They will learn about how to analyse film and demonstrate their understanding of micro analysis in an assessed coursework essay, as well as producing a photographic storyboard or a short section of a film.
FM2 students will demonstrate knowledge and understanding of film as an audio-visual form of creative expression together with its contexts of production and reception.
They will learn about the UK & US film industries, focusing in detail on films from ‘Thatcher’s Britain’, and also compare the US slasher genre.
FM3 students will demonstrate the ability to devise film projects creatively, applying appropriate planning and production skills effectively and demonstrate the ability to undertake, apply and present research into film topics.
They will produce a presentation script and annotated catalogue, and either a screenplay or short segment of film.
FM4 students will demonstrate knowledge and understanding of the diversity in filmmaking across different historical periods and locations and will apply knowledge and understanding, including some of the common critical approaches that characterise the subject, when exploring and analysing films.
They will engage with foreign films that present the issues of Power, Poverty & Conflict, and with mainstream Hollywood films that create emotional response and also study Hitchcock’s ‘Vertigo’ in detail.
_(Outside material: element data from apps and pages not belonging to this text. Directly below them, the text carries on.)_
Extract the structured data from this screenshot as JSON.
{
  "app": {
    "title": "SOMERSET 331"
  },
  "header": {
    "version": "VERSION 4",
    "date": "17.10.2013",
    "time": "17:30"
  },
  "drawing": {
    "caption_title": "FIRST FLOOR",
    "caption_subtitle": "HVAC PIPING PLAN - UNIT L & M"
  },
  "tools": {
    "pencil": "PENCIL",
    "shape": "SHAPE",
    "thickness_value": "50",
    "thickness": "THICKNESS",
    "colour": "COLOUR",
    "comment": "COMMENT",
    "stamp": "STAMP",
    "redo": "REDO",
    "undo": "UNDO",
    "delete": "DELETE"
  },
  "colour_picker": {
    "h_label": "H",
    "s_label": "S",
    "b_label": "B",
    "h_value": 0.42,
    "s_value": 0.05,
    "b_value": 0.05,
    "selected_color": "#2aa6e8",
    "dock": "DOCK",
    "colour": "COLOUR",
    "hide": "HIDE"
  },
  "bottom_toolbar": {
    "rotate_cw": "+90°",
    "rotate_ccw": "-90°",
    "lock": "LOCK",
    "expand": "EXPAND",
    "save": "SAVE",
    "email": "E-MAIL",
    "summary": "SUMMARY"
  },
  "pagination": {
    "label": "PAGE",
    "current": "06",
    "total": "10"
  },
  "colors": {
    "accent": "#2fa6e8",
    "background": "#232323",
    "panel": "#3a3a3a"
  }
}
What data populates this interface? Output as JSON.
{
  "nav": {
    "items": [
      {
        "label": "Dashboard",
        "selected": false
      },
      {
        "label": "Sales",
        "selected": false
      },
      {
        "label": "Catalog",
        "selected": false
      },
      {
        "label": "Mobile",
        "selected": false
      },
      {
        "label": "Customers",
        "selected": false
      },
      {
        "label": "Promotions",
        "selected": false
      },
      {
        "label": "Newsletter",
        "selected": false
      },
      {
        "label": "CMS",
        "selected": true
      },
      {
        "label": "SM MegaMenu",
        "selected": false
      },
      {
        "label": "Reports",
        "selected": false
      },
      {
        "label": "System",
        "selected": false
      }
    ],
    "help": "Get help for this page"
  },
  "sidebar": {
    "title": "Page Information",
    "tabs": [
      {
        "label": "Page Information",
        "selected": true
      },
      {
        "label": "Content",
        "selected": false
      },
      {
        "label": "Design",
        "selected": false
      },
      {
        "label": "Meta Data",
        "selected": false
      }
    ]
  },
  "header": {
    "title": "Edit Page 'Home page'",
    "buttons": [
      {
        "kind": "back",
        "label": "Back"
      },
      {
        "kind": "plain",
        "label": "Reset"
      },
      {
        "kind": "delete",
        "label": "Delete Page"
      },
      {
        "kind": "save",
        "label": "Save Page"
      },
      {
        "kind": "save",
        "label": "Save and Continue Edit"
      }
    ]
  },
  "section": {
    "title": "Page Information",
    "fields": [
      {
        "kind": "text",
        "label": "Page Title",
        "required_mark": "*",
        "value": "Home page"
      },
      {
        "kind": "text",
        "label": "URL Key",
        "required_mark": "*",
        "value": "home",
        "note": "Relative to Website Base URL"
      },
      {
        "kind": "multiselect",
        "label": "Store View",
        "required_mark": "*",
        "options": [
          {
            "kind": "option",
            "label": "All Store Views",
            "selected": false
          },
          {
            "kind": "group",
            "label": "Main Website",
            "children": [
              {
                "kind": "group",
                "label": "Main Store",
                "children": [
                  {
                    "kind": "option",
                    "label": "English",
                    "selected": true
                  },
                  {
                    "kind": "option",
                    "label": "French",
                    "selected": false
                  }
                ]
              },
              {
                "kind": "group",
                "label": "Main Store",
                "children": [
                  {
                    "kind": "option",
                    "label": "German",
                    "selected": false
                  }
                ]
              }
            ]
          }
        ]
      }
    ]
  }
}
How pupils are to be assessed:

Coursework and exam preparation is focused on developing independent ideas. The topics which we cover in film are sometimes difficult; issues of gender and race and the oppression of minority groups are engaged with, and tolerance is encouraged at all times. Sixth form students are often asked to work in small groups which fosters good communication skills.

Exam Board: WJEC

Description of each module that also identifies how each module will be assessed:
FM1 Exploring Film Form Internal Assessment
. One analysis of how the micro aspects of a chosen extract from a film of candidate’s choice produce meanings and responses (1500 words) (30 marks)
. One creative project based on a film sequence or short film

(50 marks: sequence or short film [40]/reflective analysis [10])
FM2 British and American Film External Assessment 21⁄2 hours Written Paper
Section A: Response to stimulus material set by Awarding Body based on producers and audiences of film (40)
Section B: Topics in British Film (40)
Section C: US Film – Comparative study of two films (40)
FM3 Film Research and Creative Projects Internal Assessment
. a small-scale research project (40)
. creative project (60 – 45 product/15 reflective analysis)
FM4 Varieties of Film Experience: Issues and Debates External assessment 2 ¾ hour written paper
Section A: World Cinema topics (35) Section B: Spectatorship topics (35) Section C: Single Film – Critical Study (30)

The weighting of each module towards overall grade:

FM1 20 % (40%)Paper raw mark total: 80 Paper UMS total: 80
FM2 30% (60%) Paper raw mark total: 120 Paper UMS total: 120
FM3 25 %Paper raw mark total: 100 Paper UMS total: 100
FM4 25 %Paper raw mark total: 100 Paper UMS total: 100

Details of any coursework:
Please see FM1 & FM3 detailed above